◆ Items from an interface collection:

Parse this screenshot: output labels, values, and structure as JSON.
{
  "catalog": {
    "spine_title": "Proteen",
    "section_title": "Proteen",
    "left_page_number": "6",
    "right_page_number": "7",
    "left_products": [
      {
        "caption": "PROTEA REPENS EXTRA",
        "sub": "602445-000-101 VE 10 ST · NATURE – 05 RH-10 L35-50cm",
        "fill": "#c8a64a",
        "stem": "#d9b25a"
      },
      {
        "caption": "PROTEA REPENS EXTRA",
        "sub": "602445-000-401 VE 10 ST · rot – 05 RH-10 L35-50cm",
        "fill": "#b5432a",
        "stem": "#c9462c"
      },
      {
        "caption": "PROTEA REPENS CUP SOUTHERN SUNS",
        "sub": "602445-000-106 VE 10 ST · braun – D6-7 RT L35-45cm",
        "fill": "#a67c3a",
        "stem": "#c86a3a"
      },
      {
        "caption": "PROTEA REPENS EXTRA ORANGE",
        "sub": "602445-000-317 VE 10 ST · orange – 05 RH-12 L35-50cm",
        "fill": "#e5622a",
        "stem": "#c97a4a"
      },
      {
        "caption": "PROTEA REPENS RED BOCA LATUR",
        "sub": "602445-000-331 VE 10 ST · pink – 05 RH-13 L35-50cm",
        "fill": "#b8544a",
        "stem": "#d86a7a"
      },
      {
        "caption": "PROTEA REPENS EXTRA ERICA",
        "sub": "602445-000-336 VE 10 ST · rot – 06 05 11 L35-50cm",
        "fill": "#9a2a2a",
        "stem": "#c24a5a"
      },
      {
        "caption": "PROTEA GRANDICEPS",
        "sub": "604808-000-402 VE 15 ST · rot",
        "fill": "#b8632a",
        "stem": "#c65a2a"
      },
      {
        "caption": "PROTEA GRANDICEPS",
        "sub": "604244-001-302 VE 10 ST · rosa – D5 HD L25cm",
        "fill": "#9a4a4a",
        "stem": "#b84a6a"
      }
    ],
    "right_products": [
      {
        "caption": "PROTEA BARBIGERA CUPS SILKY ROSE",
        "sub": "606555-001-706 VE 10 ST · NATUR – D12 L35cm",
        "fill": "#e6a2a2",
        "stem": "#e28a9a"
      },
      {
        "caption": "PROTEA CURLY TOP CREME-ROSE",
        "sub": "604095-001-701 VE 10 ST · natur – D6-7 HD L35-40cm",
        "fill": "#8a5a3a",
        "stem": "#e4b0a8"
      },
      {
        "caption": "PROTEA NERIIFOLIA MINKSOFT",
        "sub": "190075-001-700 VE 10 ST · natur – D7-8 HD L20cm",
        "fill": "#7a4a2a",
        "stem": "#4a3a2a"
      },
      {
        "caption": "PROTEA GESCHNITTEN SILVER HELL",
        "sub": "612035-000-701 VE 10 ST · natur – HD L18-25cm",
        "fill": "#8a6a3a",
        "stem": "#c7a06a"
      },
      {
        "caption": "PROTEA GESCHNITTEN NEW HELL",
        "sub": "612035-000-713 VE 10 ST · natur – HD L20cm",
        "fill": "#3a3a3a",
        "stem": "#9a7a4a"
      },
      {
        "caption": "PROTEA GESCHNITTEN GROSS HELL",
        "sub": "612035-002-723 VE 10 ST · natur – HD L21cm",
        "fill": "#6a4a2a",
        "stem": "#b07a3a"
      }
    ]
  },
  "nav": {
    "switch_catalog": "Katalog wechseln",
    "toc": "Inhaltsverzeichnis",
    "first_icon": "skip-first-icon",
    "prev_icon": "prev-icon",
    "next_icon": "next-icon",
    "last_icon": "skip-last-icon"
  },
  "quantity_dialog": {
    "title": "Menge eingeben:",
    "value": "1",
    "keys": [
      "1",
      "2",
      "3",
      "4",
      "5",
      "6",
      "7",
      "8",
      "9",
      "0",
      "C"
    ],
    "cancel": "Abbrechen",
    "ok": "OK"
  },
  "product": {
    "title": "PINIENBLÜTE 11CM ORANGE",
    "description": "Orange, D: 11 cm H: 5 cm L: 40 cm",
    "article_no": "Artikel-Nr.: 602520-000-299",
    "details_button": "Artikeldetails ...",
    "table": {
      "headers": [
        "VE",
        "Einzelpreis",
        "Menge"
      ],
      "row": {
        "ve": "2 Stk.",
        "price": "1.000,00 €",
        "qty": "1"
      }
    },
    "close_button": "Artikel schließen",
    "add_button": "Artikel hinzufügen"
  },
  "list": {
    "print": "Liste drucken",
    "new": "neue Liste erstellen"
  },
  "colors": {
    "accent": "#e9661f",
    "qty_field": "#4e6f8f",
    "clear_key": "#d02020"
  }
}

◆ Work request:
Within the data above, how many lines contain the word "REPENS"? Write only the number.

◆ Response to the exercise:
6